- Prepare poaching water in a large high-sided saute’ pan.
- Rough chop any aromatics you have selected.
- Squeeze citrus juice into poaching water, and drop the fruit into water.
- Bring water to a rapid boil.
- Turn the fire to low and add shrimp. Chef’s remember, poaching is a gentle process. Cook the shrimp uncovered for 5 minutes, or until the shells turn pink. Plan for carry-over cooking time as we are not ice bathing the finished shrimp (i.e. Your shrimp will continue to cook briefly after you remove them from the heat. All protein continues to cook if it isn’t quick chilled).
- Spread hot shrimp in a single layer on a sheet pan and cool just enough to peel and clean them, removing the shells completely, including tails, and cleaning the digestive tract (de-veining) using a pointed pairing knife to lift the tract out whole.
- Chop shrimp into generous bite sized pieces.
- Add chopped shrimp to your pesto using a rubber spatula. Fold gently, do not over mix.
- Chill thoroughly.
- When ready for service, sprinkle salad with the peanuts you kept back for this purpose.

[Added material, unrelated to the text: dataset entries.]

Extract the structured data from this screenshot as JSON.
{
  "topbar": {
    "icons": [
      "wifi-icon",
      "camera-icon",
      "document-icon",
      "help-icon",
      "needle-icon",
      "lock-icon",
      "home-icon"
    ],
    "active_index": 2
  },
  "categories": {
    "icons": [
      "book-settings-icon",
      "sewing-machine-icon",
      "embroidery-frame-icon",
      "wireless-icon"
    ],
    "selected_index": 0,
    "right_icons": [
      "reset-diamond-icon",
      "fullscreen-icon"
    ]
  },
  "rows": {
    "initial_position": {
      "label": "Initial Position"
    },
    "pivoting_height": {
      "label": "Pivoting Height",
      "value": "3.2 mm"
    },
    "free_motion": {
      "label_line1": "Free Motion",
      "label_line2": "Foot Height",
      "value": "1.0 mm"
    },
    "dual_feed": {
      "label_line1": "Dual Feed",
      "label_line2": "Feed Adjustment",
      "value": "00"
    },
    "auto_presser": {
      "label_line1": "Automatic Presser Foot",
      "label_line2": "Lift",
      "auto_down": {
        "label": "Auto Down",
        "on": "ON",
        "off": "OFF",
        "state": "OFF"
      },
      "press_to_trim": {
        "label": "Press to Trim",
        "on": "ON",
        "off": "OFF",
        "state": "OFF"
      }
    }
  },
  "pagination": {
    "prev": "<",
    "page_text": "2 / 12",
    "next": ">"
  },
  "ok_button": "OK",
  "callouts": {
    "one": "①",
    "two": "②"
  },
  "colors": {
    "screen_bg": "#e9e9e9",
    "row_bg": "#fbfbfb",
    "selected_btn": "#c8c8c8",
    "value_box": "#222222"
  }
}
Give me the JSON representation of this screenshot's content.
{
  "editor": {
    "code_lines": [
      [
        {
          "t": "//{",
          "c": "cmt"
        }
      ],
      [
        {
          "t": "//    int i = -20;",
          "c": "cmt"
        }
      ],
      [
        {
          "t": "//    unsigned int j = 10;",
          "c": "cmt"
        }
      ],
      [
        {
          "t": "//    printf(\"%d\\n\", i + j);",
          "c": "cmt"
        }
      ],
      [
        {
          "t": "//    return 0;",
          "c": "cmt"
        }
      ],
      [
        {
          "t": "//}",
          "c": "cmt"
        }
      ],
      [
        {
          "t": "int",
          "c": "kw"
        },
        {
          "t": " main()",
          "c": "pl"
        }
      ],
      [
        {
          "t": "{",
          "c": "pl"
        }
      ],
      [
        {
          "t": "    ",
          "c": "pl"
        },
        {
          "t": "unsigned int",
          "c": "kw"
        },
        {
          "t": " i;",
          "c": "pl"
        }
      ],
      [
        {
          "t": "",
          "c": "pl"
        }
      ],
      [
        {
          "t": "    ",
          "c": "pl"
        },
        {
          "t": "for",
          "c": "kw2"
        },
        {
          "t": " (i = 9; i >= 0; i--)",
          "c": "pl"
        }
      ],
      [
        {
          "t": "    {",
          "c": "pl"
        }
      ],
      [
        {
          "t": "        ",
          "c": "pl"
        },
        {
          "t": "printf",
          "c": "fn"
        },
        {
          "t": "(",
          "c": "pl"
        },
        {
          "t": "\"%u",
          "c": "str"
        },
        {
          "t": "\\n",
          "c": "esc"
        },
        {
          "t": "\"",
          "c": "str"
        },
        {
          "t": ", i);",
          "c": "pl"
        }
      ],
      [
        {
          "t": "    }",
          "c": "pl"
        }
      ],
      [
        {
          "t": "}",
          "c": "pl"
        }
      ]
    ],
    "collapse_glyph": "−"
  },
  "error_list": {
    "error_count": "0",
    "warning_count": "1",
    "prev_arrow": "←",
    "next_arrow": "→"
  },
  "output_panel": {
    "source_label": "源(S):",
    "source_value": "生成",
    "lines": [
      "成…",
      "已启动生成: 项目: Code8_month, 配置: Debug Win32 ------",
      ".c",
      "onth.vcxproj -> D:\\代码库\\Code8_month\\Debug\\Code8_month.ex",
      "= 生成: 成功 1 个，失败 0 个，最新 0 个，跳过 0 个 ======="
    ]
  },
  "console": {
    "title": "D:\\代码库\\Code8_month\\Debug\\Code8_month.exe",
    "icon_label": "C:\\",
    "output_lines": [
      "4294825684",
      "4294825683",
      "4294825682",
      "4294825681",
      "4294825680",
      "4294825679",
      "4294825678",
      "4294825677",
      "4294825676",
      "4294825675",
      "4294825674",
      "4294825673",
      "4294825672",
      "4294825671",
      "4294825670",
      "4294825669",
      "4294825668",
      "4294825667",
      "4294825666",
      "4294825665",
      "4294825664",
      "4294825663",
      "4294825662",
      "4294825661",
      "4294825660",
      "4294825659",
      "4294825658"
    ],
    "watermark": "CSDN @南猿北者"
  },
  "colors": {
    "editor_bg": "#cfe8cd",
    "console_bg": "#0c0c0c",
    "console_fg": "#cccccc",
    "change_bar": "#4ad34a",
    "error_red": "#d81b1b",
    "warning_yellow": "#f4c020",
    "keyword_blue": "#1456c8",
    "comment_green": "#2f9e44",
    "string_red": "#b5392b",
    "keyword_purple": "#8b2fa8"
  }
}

Shrimp has a reputation for being high in cholesterol and is generally considered and indulgent food. This gift from the sea is a great source of protein, selenium, and astaxanthin. The pink you see when the shrimp is cooked is the astaxanthin, a very powerful antioxidant that helps sweep toxins from the body. Selenium is an important mineral that slows the aging clock. Resveratrol in peanuts is also valued for it’s anti-aging properties. The remainder of our ingredients are superstars in eliminating inflammation. Basil really helps our joints stay healthy and flexible. Ginger in particular assists in the healing of inflammation, as well as calming spider veins. In fact, there are so many benefits to ginger that I wouldn’t have room for anything else if I listed all of them.
Fish Sauce is the most interesting item on today’s shopping list. Most of us associate fish sauce with asian cuisine, exclusively. Surprisingly, it has a long history, going back to Roman kitchens. With no way to preserve fish, salt fermentation was the best way to hold onto your catch. In Asian fish sauce, black anchovies and sea salt are used. This imparts the highly desired umami flavor. Umami is the mystery flavor in savory food that makes us say,”OMG! This is so amazing!” You could substitute soy sauce, but it won’t be OMG!
|by Chef Tina Martini, “The Medicine Chef” @MedicineChef | Facebook
Chef Martini is an experienced, well-versed television personality with a successful and proven track record. She holds a doctorate from Bastyr University in Naturopathy and a Nutrition degree from San Diego State University. She mixes cooking with nutrition, fitness and wellness!